Liu says that his engagement with the larger Ithaca community started from the moment he set foot on the Cornell campus to take part in a pre-orientation service trip. His team worked together on service projects at Ithaca High School and the Ithaca Children’s Garden.
He says his teammates “came in as strangers, but left as family who became connected through service,” adding, “It was because of these experiences that I began to call Cornell, and the greater Ithaca community, home.”
Liu went on to volunteer as a math tutor at Ithaca High School. This began an engagement journey that included service as a student-elected trustee, an adviser for a peer-to-peer mentoring program targeting underserved high school students, an ILR Global Service Learning Program in India, a Fulbright fellowship in Malaysia, and his current role as a UNA-USA Youth Observer to the United Nations.
Six years ago, the Einhorn Family Charitable Trust – a foundation now known as Einhorn Collaborative – made a $50M gift to Cornell to launch the CEL initiative and ensure that community-engaged learning is a hallmark of the Cornell undergraduate experience.

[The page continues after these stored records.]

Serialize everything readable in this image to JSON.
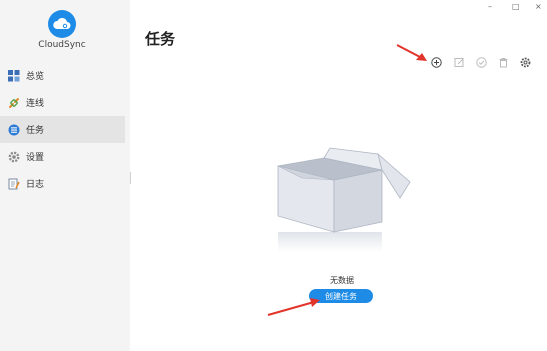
{
  "app": {
    "name": "CloudSync"
  },
  "window": {
    "minimize": "–",
    "maximize": "□",
    "close": "×"
  },
  "sidebar": {
    "items": [
      {
        "label": "总览",
        "icon": "overview-icon"
      },
      {
        "label": "连线",
        "icon": "link-icon"
      },
      {
        "label": "任务",
        "icon": "task-icon",
        "active": true
      },
      {
        "label": "设置",
        "icon": "settings-icon"
      },
      {
        "label": "日志",
        "icon": "log-icon"
      }
    ]
  },
  "main": {
    "title": "任务",
    "toolbar": [
      "add-icon",
      "edit-icon",
      "check-icon",
      "delete-icon",
      "gear-icon"
    ],
    "empty_state": {
      "text": "无数据",
      "button_label": "创建任务"
    }
  },
  "colors": {
    "accent": "#1e8be6",
    "arrow": "#e2342b",
    "sidebar_bg": "#f4f4f4",
    "active_bg": "#e4e4e4"
  }
}
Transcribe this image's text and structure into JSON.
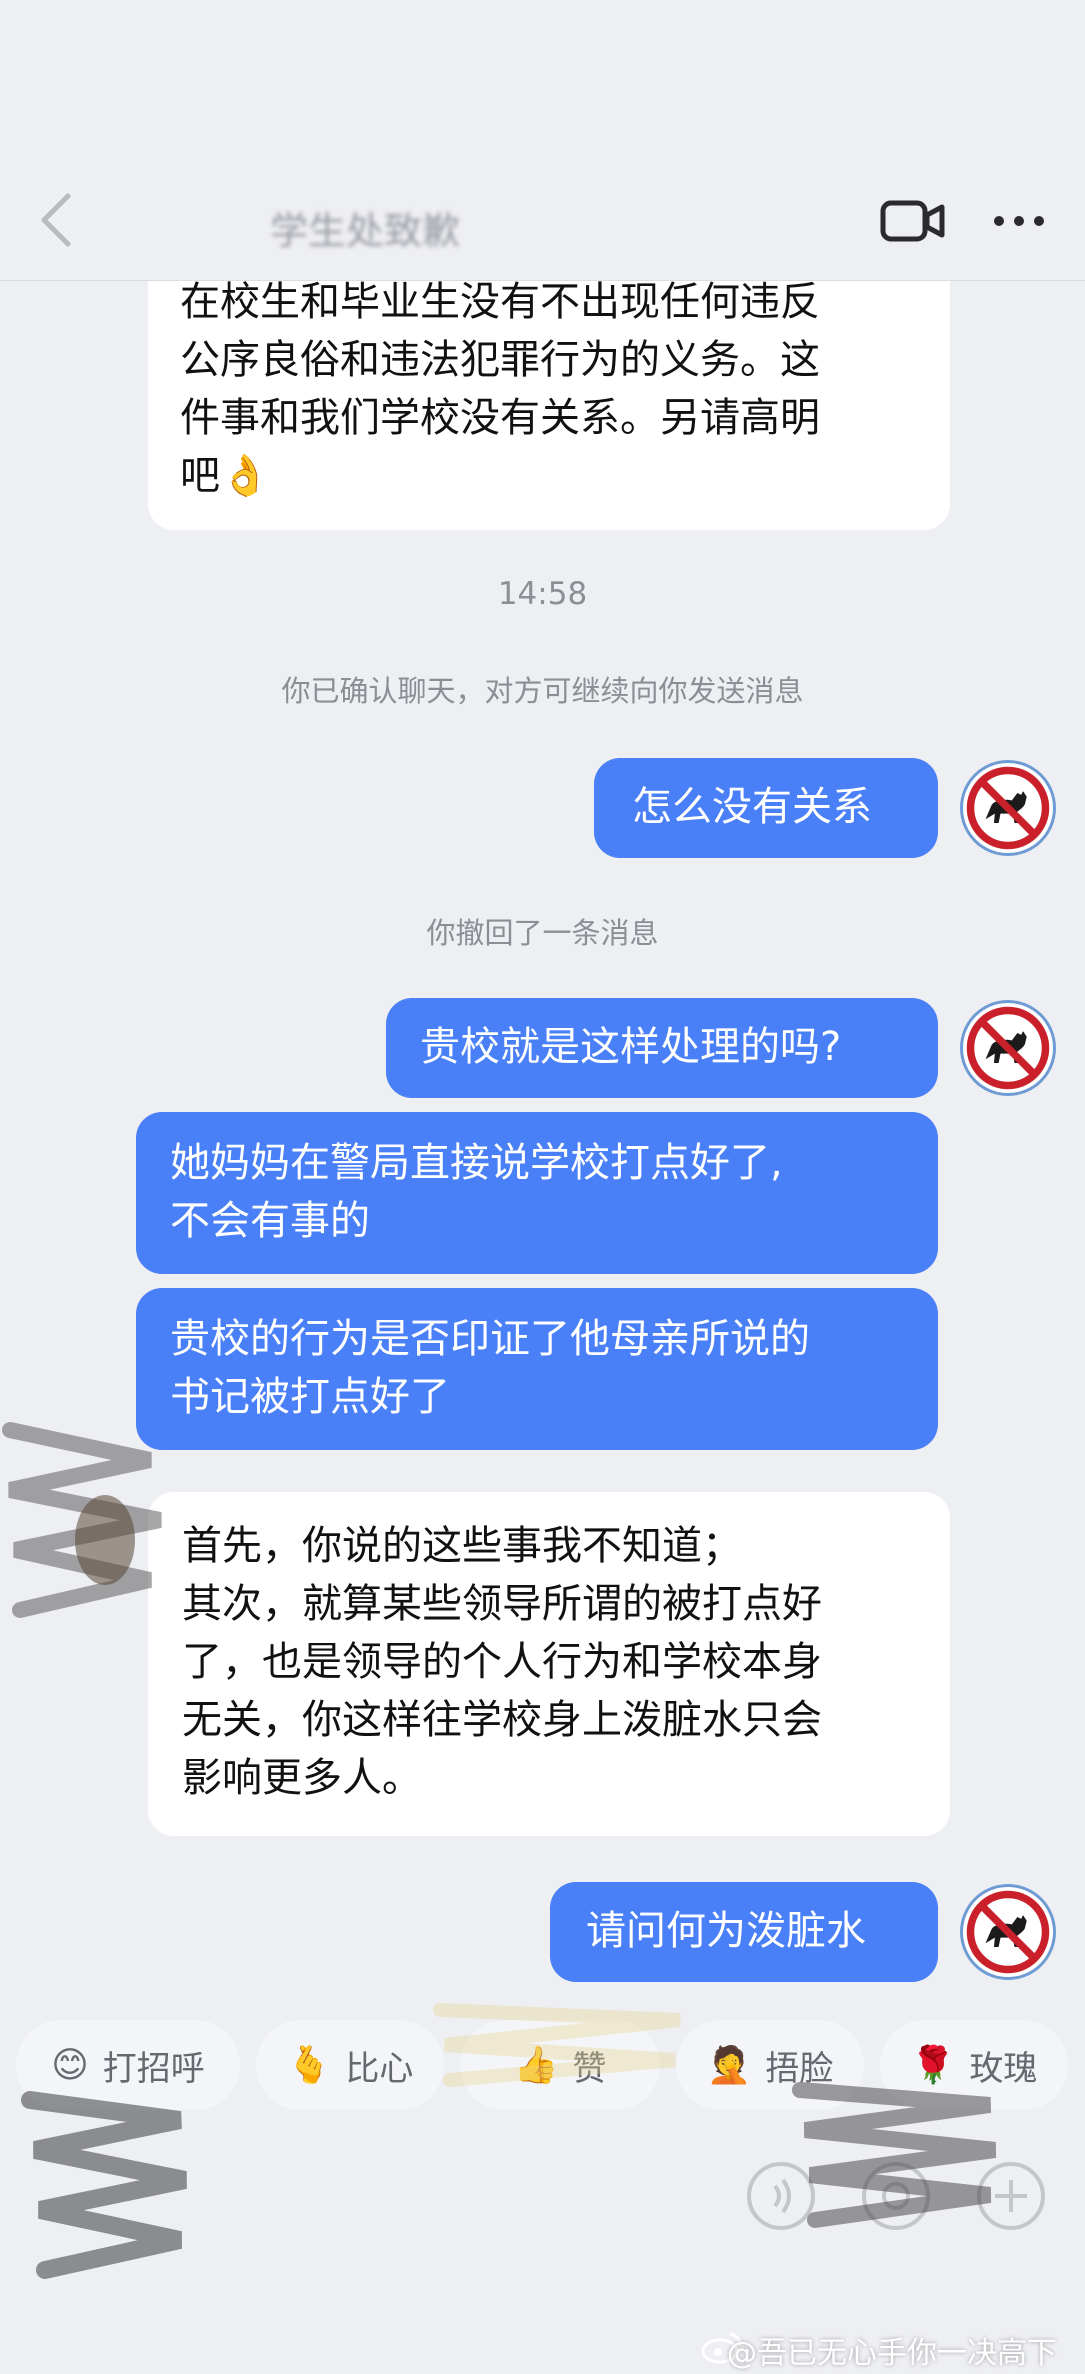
{
  "header": {
    "title": "学生处致歉",
    "icons": {
      "back": "chevron-left-icon",
      "video": "video-call-icon",
      "more": "more-dots-icon"
    }
  },
  "messages": [
    {
      "side": "in",
      "text": "在校生和毕业生没有不出现任何违反\n公序良俗和违法犯罪行为的义务。这\n件事和我们学校没有关系。另请高明\n吧👌"
    },
    {
      "side": "out",
      "text": "怎么没有关系"
    },
    {
      "side": "out",
      "text": "贵校就是这样处理的吗?"
    },
    {
      "side": "out",
      "text": "她妈妈在警局直接说学校打点好了,\n不会有事的"
    },
    {
      "side": "out",
      "text": "贵校的行为是否印证了他母亲所说的\n书记被打点好了"
    },
    {
      "side": "in",
      "text": "首先，你说的这些事我不知道；\n其次，就算某些领导所谓的被打点好\n了，也是领导的个人行为和学校本身\n无关，你这样往学校身上泼脏水只会\n影响更多人。"
    },
    {
      "side": "out",
      "text": "请问何为泼脏水"
    }
  ],
  "system": {
    "timestamp": "14:58",
    "confirmed_note": "你已确认聊天，对方可继续向你发送消息",
    "recalled_note": "你撤回了一条消息"
  },
  "quick_replies": [
    {
      "emoji": "😊",
      "label": "打招呼"
    },
    {
      "emoji": "🫰",
      "label": "比心"
    },
    {
      "emoji": "👍",
      "label": "赞"
    },
    {
      "emoji": "🤦",
      "label": "捂脸"
    },
    {
      "emoji": "🌹",
      "label": "玫瑰"
    }
  ],
  "avatar_icon": "no-dog-sign-icon",
  "watermark": "@吾已无心手你一决高下",
  "colors": {
    "outgoing": "#4a80f7",
    "incoming": "#ffffff",
    "background": "#eeeff3"
  }
}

As part of the Cornell Alumni Leadership Conference (CALC), held online Feb 24-27, David Einhorn ’91 shared the motivation for investing in community-engaged learning and his aspirations for the initiative. Hundreds of Cornellians tuned in to the Feb. 26 livestream presentation, “Stories from the Inside: Cornell’s Commitment to Public Engagement.”
Katherine McComas, vice provost for engagement and land-grant affairs, moderated the discussion between Einhorn, Liu, Ezi Osuoha ’22 and Tony Burrow, associate professor of human development and winner of the 2019 Engaged Scholar Prize.
“We want every undergrad at Cornell to experience what it’s like to work with a community partner to solve problems and serve the greater good,” McComas says.